### [STUDY MATERIAL]
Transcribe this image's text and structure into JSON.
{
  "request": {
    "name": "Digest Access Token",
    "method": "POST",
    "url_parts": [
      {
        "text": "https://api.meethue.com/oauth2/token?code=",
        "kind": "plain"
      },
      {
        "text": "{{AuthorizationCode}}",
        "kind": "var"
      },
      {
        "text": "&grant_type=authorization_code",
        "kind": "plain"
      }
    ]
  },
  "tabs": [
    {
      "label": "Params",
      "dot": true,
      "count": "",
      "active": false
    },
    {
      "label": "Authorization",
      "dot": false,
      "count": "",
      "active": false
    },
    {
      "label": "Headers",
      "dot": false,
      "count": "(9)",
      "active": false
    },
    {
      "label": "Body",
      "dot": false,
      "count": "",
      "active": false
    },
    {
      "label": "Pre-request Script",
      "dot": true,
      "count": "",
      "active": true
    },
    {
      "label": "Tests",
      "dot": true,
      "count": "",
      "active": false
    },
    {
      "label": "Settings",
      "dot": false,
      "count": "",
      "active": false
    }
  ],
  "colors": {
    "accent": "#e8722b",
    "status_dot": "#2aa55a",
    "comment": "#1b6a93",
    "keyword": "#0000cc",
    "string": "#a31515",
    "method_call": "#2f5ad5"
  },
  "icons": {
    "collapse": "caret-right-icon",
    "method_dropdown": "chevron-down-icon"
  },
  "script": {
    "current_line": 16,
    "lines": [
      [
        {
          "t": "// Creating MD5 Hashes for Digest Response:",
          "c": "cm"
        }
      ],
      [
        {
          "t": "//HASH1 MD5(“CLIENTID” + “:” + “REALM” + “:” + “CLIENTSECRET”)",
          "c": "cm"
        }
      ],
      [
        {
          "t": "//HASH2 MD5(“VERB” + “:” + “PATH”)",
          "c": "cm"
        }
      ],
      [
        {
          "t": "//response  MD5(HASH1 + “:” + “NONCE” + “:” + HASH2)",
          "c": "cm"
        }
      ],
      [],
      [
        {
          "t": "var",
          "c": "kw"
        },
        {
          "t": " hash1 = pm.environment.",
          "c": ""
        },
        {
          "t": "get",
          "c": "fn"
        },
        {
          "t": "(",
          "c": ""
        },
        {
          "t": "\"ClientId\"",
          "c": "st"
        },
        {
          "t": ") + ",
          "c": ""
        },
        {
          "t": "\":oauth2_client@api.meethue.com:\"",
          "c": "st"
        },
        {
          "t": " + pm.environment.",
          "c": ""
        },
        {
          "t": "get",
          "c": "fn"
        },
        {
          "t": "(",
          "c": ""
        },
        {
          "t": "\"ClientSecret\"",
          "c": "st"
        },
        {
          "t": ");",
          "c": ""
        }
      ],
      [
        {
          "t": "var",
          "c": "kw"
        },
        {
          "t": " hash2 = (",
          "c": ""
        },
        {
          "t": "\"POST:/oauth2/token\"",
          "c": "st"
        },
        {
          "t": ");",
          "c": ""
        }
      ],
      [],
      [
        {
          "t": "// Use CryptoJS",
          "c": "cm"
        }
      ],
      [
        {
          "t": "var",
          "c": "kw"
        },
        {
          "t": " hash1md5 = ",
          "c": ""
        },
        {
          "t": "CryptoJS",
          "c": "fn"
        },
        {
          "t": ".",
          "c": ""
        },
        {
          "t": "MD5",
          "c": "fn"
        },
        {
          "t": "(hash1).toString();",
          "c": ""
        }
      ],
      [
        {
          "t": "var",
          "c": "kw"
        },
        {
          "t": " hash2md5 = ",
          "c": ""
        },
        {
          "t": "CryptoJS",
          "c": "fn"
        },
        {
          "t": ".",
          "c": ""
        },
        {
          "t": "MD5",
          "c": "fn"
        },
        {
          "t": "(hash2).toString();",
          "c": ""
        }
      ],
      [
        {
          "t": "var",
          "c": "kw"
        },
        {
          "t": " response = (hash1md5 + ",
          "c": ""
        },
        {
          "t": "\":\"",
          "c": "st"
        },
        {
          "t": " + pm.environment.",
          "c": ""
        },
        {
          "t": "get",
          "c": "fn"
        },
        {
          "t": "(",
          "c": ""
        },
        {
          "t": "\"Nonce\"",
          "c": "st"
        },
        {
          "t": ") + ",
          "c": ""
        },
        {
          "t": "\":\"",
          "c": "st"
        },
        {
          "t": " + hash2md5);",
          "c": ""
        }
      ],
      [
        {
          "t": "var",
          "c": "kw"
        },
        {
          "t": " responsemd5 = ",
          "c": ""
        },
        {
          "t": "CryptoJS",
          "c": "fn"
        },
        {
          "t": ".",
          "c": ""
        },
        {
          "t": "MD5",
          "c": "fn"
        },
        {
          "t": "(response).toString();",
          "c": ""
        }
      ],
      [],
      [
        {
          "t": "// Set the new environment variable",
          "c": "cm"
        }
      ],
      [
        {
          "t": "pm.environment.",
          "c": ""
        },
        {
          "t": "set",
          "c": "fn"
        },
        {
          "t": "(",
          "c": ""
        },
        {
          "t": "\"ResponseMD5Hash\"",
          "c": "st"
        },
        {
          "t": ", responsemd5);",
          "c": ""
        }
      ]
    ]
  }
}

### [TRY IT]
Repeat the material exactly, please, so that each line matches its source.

### [WRITTEN SOLUTION]
Transcribe this image's text and structure into JSON.
{
  "request": {
    "name": "Digest Access Token",
    "method": "POST",
    "url_parts": [
      {
        "text": "https://api.meethue.com/oauth2/token?code=",
        "kind": "plain"
      },
      {
        "text": "{{AuthorizationCode}}",
        "kind": "var"
      },
      {
        "text": "&grant_type=authorization_code",
        "kind": "plain"
      }
    ]
  },
  "tabs": [
    {
      "label": "Params",
      "dot": true,
      "count": "",
      "active": false
    },
    {
      "label": "Authorization",
      "dot": false,
      "count": "",
      "active": false
    },
    {
      "label": "Headers",
      "dot": false,
      "count": "(9)",
      "active": false
    },
    {
      "label": "Body",
      "dot": false,
      "count": "",
      "active": false
    },
    {
      "label": "Pre-request Script",
      "dot": true,
      "count": "",
      "active": true
    },
    {
      "label": "Tests",
      "dot": true,
      "count": "",
      "active": false
    },
    {
      "label": "Settings",
      "dot": false,
      "count": "",
      "active": false
    }
  ],
  "colors": {
    "accent": "#e8722b",
    "status_dot": "#2aa55a",
    "comment": "#1b6a93",
    "keyword": "#0000cc",
    "string": "#a31515",
    "method_call": "#2f5ad5"
  },
  "icons": {
    "collapse": "caret-right-icon",
    "method_dropdown": "chevron-down-icon"
  },
  "script": {
    "current_line": 16,
    "lines": [
      [
        {
          "t": "// Creating MD5 Hashes for Digest Response:",
          "c": "cm"
        }
      ],
      [
        {
          "t": "//HASH1 MD5(“CLIENTID” + “:” + “REALM” + “:” + “CLIENTSECRET”)",
          "c": "cm"
        }
      ],
      [
        {
          "t": "//HASH2 MD5(“VERB” + “:” + “PATH”)",
          "c": "cm"
        }
      ],
      [
        {
          "t": "//response  MD5(HASH1 + “:” + “NONCE” + “:” + HASH2)",
          "c": "cm"
        }
      ],
      [],
      [
        {
          "t": "var",
          "c": "kw"
        },
        {
          "t": " hash1 = pm.environment.",
          "c": ""
        },
        {
          "t": "get",
          "c": "fn"
        },
        {
          "t": "(",
          "c": ""
        },
        {
          "t": "\"ClientId\"",
          "c": "st"
        },
        {
          "t": ") + ",
          "c": ""
        },
        {
          "t": "\":oauth2_client@api.meethue.com:\"",
          "c": "st"
        },
        {
          "t": " + pm.environment.",
          "c": ""
        },
        {
          "t": "get",
          "c": "fn"
        },
        {
          "t": "(",
          "c": ""
        },
        {
          "t": "\"ClientSecret\"",
          "c": "st"
        },
        {
          "t": ");",
          "c": ""
        }
      ],
      [
        {
          "t": "var",
          "c": "kw"
        },
        {
          "t": " hash2 = (",
          "c": ""
        },
        {
          "t": "\"POST:/oauth2/token\"",
          "c": "st"
        },
        {
          "t": ");",
          "c": ""
        }
      ],
      [],
      [
        {
          "t": "// Use CryptoJS",
          "c": "cm"
        }
      ],
      [
        {
          "t": "var",
          "c": "kw"
        },
        {
          "t": " hash1md5 = ",
          "c": ""
        },
        {
          "t": "CryptoJS",
          "c": "fn"
        },
        {
          "t": ".",
          "c": ""
        },
        {
          "t": "MD5",
          "c": "fn"
        },
        {
          "t": "(hash1).toString();",
          "c": ""
        }
      ],
      [
        {
          "t": "var",
          "c": "kw"
        },
        {
          "t": " hash2md5 = ",
          "c": ""
        },
        {
          "t": "CryptoJS",
          "c": "fn"
        },
        {
          "t": ".",
          "c": ""
        },
        {
          "t": "MD5",
          "c": "fn"
        },
        {
          "t": "(hash2).toString();",
          "c": ""
        }
      ],
      [
        {
          "t": "var",
          "c": "kw"
        },
        {
          "t": " response = (hash1md5 + ",
          "c": ""
        },
        {
          "t": "\":\"",
          "c": "st"
        },
        {
          "t": " + pm.environment.",
          "c": ""
        },
        {
          "t": "get",
          "c": "fn"
        },
        {
          "t": "(",
          "c": ""
        },
        {
          "t": "\"Nonce\"",
          "c": "st"
        },
        {
          "t": ") + ",
          "c": ""
        },
        {
          "t": "\":\"",
          "c": "st"
        },
        {
          "t": " + hash2md5);",
          "c": ""
        }
      ],
      [
        {
          "t": "var",
          "c": "kw"
        },
        {
          "t": " responsemd5 = ",
          "c": ""
        },
        {
          "t": "CryptoJS",
          "c": "fn"
        },
        {
          "t": ".",
          "c": ""
        },
        {
          "t": "MD5",
          "c": "fn"
        },
        {
          "t": "(response).toString();",
          "c": ""
        }
      ],
      [],
      [
        {
          "t": "// Set the new environment variable",
          "c": "cm"
        }
      ],
      [
        {
          "t": "pm.environment.",
          "c": ""
        },
        {
          "t": "set",
          "c": "fn"
        },
        {
          "t": "(",
          "c": ""
        },
        {
          "t": "\"ResponseMD5Hash\"",
          "c": "st"
        },
        {
          "t": ", responsemd5);",
          "c": ""
        }
      ]
    ]
  }
}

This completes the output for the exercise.